“I saw Derelict as primarily Ro’s story, as she has the most to gain and lose through its course. I hadn’t planned on any romantic relationships at the outset. In fact, Nomi wasn’t even a character initially. But when I understood Ro’s main internal conflict — learning to trust — then it became crucial that she have someone to work through that with. And the literal communication problems the station had in establishing a connection with the ship seemed like an appropriate metaphor for a relationship.”
Cohen borrowed from many different areas to create the Halcyone Space station and world, with all its’ intricate politics and rules.
“Part of the world came from the thought experiment of what the ‘colonies’ would have looked like if the British had won the Revolutionary War. That’s the historical situation — the war the colonies lost 40 years before the story begins — that sets up the current world of Halcyone Space.”
Cohen also took inspiration from more recent events, like the Hurricane Katrina and Superstorm Sandy, to create the need to leave Earth and colonize space in the wake of these disasters.
A side-effect of the futuristic element of the series is the presence of AIs (creatures with artificial intelligence) that play a large part in the novels as a common commodity for the characters. That can bring up the question of whether there is an inevitability and inherent danger in introducing AIs into the world — a question that Ro and her crew face in Derelict.

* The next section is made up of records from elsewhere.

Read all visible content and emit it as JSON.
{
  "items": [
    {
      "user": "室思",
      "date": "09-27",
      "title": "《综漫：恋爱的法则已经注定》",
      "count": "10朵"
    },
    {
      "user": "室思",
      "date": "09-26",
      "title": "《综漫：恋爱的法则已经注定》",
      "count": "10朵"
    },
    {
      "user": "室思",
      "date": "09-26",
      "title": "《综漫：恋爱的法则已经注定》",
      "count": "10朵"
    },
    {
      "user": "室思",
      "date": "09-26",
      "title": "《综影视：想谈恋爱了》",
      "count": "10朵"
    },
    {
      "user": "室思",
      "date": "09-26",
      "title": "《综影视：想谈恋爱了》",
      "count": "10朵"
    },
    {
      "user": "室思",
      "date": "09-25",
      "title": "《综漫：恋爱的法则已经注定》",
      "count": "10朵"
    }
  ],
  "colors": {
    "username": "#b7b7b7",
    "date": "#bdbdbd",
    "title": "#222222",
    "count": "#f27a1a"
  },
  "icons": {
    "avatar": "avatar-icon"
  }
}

“I think that AIs are subject to the flaws of their creators and programmers. Halcyone isn’t ‘bad’. She’s essentially dealing with PTSD from the virus she was infected with in the war, and in the case of a space ship run by an AI mind, fight or flight becomes a very literal problem.”